### [What you have to do]
All that is needed is each line of the entries holding the word "NFTs", copied as it stands.

*** Opening Extracted records ***

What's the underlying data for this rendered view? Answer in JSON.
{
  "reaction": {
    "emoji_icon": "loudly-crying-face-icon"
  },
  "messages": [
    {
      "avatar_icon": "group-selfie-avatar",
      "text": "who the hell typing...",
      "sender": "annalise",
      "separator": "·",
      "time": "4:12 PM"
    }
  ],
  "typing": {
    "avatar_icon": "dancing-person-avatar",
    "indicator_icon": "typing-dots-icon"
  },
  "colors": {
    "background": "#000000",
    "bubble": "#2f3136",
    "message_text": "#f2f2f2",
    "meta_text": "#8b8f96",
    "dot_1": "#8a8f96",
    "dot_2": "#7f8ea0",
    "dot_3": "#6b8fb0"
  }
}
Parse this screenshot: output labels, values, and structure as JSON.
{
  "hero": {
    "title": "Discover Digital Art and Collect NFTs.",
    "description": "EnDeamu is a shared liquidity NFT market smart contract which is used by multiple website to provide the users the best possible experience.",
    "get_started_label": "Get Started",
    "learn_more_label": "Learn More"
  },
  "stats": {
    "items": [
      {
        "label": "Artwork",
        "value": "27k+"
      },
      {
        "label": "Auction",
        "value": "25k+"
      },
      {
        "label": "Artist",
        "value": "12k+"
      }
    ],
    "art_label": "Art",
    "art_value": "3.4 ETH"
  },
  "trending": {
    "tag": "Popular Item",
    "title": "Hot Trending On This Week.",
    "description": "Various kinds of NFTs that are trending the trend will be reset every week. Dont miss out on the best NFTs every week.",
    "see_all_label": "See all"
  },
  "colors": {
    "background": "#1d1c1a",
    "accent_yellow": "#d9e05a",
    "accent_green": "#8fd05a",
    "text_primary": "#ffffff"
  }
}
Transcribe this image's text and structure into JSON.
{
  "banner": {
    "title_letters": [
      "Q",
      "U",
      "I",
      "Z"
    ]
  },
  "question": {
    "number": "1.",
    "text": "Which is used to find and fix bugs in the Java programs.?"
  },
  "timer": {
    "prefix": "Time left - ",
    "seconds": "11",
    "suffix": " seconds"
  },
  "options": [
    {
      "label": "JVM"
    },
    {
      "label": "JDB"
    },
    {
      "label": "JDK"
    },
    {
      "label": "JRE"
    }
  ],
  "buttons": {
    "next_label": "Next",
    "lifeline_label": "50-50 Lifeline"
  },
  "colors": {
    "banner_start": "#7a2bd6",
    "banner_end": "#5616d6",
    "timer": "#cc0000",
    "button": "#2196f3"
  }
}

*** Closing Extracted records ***

### [The answer]
    "title": "Discover Digital Art and Collect NFTs.",
    "description": "Various kinds of NFTs that are trending the trend will be reset every week. Dont miss out on the best NFTs every week.",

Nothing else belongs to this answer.